For her, the choice to live in Milwaukee instead of, say, Chicago, or even its urban burbs, came down to more than just price (although that was a big factor). While visiting San Antonio during the Millennial Trains adventure—a place she had always perceived to be in the shadow of Austin—she saw the incredible opportunity offered by her move to Milwaukee. She realized that moving to a smaller city was allowing her to help shape a community.
NEWaukee hosts Milwaukee events like networking mixers, neighborhood tours and even a night market to gather millennials and rally civic pride
“There is an energy of millennials who are coming together and galvanizing and they want to be the creators,” says Behnke. “Not to take away from what they are doing in places like Austin and Brooklyn, but do you want to participate in their culture, or do you want to be like San Antonio or Milwaukee and be the creator of the culture? A lot of us want to be the creators—we want to be the ones making the change.”

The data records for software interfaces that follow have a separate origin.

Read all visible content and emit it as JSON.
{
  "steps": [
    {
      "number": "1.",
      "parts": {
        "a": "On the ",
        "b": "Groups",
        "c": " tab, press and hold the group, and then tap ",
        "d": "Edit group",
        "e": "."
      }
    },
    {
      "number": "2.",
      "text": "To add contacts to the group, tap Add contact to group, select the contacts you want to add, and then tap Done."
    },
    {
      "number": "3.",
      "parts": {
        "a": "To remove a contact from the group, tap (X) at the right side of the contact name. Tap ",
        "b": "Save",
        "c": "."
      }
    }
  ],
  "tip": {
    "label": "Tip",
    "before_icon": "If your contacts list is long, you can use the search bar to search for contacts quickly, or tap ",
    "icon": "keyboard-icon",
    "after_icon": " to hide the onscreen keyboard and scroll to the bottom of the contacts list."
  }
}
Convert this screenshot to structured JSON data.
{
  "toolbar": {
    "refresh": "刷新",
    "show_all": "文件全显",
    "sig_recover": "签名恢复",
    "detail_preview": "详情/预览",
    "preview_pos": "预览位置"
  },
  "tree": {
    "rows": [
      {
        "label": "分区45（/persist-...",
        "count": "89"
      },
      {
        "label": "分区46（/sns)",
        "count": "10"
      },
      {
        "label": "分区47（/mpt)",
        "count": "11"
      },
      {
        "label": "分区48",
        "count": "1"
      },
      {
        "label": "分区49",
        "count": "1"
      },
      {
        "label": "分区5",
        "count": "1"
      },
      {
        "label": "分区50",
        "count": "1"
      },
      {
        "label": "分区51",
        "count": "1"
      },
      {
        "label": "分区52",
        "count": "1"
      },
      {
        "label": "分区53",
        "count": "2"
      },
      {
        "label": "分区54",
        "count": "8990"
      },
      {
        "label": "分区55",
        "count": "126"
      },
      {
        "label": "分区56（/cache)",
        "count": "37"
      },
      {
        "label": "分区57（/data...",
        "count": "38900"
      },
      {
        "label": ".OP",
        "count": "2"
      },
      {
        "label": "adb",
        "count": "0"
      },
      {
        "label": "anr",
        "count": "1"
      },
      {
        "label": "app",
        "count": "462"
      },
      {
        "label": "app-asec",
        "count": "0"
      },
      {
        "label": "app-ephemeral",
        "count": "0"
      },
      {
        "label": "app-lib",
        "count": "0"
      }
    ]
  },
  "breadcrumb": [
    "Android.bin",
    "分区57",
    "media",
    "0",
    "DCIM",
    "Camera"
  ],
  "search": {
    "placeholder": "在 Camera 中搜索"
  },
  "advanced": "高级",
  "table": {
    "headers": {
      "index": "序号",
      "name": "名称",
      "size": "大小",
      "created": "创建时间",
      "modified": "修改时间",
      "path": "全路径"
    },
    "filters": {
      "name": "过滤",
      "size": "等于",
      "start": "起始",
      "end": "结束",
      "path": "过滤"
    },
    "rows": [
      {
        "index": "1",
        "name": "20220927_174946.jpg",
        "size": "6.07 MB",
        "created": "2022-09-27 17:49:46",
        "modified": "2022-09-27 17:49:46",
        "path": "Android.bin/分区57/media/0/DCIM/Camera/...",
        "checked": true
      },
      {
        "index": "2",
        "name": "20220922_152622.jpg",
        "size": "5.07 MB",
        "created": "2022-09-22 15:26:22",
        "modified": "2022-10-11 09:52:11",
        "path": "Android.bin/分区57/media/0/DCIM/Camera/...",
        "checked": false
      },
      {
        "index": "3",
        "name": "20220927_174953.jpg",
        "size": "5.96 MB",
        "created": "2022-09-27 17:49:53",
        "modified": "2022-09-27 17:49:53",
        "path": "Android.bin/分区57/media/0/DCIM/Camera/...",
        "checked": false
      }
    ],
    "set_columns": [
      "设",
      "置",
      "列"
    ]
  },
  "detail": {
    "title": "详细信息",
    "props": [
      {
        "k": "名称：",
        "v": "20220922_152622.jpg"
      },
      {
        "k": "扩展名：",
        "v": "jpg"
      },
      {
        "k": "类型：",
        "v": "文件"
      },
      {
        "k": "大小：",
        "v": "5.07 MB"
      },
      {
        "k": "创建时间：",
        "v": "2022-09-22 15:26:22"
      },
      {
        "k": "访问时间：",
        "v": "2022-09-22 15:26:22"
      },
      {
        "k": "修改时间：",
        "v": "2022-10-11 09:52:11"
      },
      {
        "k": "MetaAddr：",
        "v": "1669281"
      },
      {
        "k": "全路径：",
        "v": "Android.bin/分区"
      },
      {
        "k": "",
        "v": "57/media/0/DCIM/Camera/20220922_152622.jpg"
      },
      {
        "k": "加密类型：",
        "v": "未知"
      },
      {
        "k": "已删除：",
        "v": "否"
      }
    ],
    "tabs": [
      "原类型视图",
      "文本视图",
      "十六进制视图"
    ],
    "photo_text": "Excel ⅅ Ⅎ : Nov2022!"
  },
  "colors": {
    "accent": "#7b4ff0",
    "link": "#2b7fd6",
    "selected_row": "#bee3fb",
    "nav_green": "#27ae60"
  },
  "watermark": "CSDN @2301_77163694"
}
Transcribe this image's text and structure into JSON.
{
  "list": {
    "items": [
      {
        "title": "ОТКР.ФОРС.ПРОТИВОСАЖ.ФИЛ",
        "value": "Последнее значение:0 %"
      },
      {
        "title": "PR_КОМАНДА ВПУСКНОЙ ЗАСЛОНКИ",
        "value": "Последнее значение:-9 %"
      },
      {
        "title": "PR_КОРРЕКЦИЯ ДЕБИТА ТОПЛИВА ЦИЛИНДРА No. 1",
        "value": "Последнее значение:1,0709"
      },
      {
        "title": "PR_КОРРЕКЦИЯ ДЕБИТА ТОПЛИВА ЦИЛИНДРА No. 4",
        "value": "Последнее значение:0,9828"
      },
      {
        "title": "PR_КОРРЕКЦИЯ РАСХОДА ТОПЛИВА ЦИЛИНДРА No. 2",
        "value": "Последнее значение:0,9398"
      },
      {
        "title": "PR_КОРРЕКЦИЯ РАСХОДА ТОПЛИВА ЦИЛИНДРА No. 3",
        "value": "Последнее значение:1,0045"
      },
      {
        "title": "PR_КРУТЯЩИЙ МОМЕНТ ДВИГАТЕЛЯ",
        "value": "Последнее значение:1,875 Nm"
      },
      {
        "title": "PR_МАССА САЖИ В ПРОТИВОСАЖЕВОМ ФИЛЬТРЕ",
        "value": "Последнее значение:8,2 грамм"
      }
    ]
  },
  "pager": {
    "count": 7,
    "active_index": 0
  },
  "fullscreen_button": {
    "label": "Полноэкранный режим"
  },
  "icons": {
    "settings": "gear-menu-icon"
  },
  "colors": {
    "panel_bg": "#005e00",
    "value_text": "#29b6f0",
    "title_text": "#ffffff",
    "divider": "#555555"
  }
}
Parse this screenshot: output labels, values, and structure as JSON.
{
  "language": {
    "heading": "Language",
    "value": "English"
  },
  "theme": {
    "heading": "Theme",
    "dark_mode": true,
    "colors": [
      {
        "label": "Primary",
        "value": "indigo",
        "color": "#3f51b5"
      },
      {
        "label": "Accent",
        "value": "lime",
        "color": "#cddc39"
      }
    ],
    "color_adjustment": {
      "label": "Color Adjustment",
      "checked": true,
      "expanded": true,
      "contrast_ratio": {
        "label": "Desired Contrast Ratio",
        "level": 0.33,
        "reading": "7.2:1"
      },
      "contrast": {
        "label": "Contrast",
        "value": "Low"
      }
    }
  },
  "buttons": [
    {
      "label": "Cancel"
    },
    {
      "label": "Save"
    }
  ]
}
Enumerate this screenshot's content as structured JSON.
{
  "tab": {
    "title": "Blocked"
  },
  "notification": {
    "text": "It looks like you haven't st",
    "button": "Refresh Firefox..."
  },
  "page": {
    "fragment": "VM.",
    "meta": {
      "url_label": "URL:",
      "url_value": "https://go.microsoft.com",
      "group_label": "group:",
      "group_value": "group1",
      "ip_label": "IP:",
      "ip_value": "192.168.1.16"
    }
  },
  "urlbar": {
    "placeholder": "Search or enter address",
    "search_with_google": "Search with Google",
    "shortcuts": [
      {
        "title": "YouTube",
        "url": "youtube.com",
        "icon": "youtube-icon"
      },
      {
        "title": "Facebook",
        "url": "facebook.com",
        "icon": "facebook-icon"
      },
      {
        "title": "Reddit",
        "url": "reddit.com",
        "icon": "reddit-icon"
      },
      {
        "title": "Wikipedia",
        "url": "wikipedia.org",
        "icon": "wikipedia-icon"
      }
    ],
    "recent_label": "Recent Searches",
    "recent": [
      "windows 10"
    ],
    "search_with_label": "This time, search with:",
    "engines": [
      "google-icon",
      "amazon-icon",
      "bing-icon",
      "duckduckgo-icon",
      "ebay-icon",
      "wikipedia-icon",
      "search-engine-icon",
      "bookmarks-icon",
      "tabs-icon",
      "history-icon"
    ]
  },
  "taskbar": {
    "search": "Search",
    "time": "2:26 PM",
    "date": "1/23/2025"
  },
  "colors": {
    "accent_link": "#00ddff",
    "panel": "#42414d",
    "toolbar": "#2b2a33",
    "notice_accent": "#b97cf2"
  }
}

After traveling to so many cities and seeing this generation in action, Behnke believes that millennials want to be invested in where they live in a way that their parents were not. Whether it’s driving changes in the suburbs or revitalizing a smaller city, 79 million Americans who want to make their communities even a little bit better is a very good thing for the country—and there might not be a better legacy for any generation in history.
Illustration by Pete Ryan